That’s not to say Dr. Young and Dr. Mathews don’t stay involved with their patients. Over the years, they will continue to play a part in kids’ healthy growth and development. That might mean stepping into an annual checkup to talk with a family about managing temper tantrums, consulting with teens about emotional changes during adolescence, or sharing strategies to make healthier choices about diet and exercise.

Last September, when Derell was in a bus accident and hit his head, Dr. Young and Dr. Maroney worked together to respond to his symptoms, which included behavioral symptoms. “Because Dr. Young had background on Derell’s behavioral issues, we were able to immediately refer him for the appropriate follow-up care, which included an MRI,” said Dr. Maroney. “Without a behavioral expert on Derell’s team, who knew him and his background, it could have potentially taken us longer to identify the right care in a timely way.”

“What’s powerful about this model is that we’re catching many more potential issues much sooner, and serving a greater number of families, so our impact is greater,” said Dr. Young. The potential to improve the community’s health is huge.

Families more engaged

Not only is integrated behavioral health providing more care sooner to families, but data from the Midtown Clinic shows that families who meet and talk with behavioral health specialists during a primary care appointment are more likely to get and stay involved in their child’s care. Participating families have 85 percent fewer no-shows or cancellations for primary care appointments, and they follow up with behavioral health specialists on average 16 days faster than families not served by integrated behavioral health providers.

“By building trust and relationships from early on, families are more invested in their child’s care and more comfortable. This means more follow-through, and ultimately better health outcomes for kids,” said Dr. Young.

It also means a positive impact on the entire healthcare system, by reducing emergency department visits and health crises, and making care more efficient though better attendance and follow-up in primary care.

Philanthropic support

Donor support has made possible the two-year pilot of the integrated behavioral health program at the Midtown Clinic and several neighboring clinics, where behavioral health providers completed more than 1,000 patient visits between October 2017 and September 2018. With continued philanthropic support, plans to expand integrated behavioral health to other Children’s Wisconsin primary care offices in southeast Wisconsin are underway.

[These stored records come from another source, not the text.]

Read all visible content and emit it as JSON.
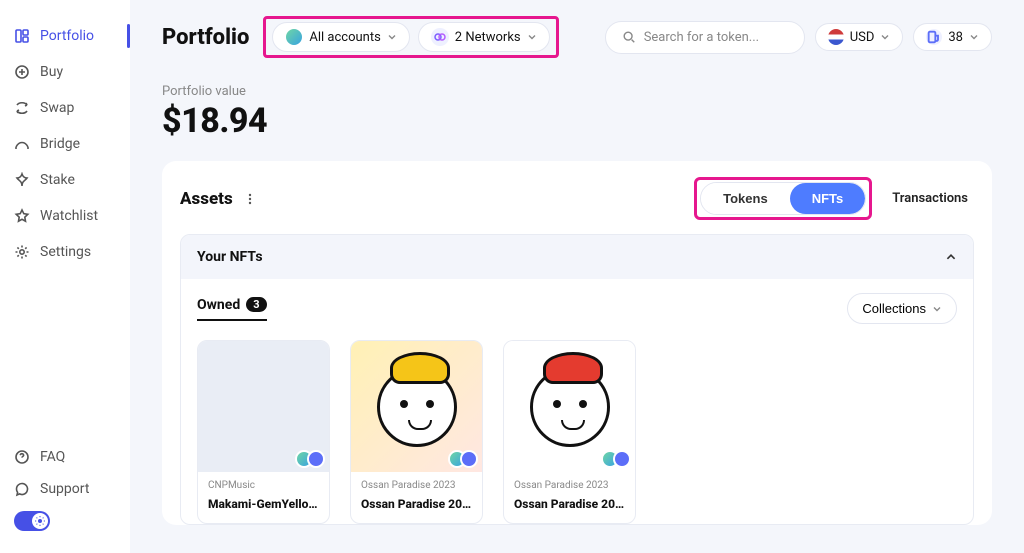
{
  "sidebar": {
    "items": [
      {
        "label": "Portfolio"
      },
      {
        "label": "Buy"
      },
      {
        "label": "Swap"
      },
      {
        "label": "Bridge"
      },
      {
        "label": "Stake"
      },
      {
        "label": "Watchlist"
      },
      {
        "label": "Settings"
      }
    ],
    "bottom": [
      {
        "label": "FAQ"
      },
      {
        "label": "Support"
      }
    ]
  },
  "header": {
    "title": "Portfolio",
    "accounts_label": "All accounts",
    "networks_label": "2 Networks",
    "search_placeholder": "Search for a token...",
    "currency_label": "USD",
    "gas_value": "38"
  },
  "portfolio": {
    "value_label": "Portfolio value",
    "value": "$18.94"
  },
  "assets": {
    "title": "Assets",
    "tabs": {
      "tokens": "Tokens",
      "nfts": "NFTs",
      "transactions": "Transactions"
    },
    "your_nfts": "Your NFTs",
    "owned_label": "Owned",
    "owned_count": "3",
    "collections_label": "Collections",
    "cards": [
      {
        "collection": "CNPMusic",
        "title": "Makami-GemYellow #..."
      },
      {
        "collection": "Ossan Paradise 2023",
        "title": "Ossan Paradise 2023 ..."
      },
      {
        "collection": "Ossan Paradise 2023",
        "title": "Ossan Paradise 2023 ..."
      }
    ]
  }
}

“We know that every population has challenges with mental and behavioral health, and every population can benefit from this approach,” said Dr. Rohloff. “We are excited to be on the cutting edge of this care that we believe can truly revolutionize how we think about not only mental and behavioral health, but the overall health of children and families.”

While Dr. Young and Dr. Mathews will continue to support kids and families by providing critical interventions, the ultimate goal of integrated behavioral health is to empower pediatricians to become more comfortable supporting the mental health of their patients. “We are already seeing increased expertise in our pediatrician partners as they provide behavioral health guidance to patients and families,” said Dr. Young.

For Derell, having Dr. Young in his corner has meant the world. As he heads out of the clinic and home with his mom, he and Dr. Young do their special multi-part handshake, laughing when they can’t quite remember all the steps. Then they share a hug, smile and wave goodbye.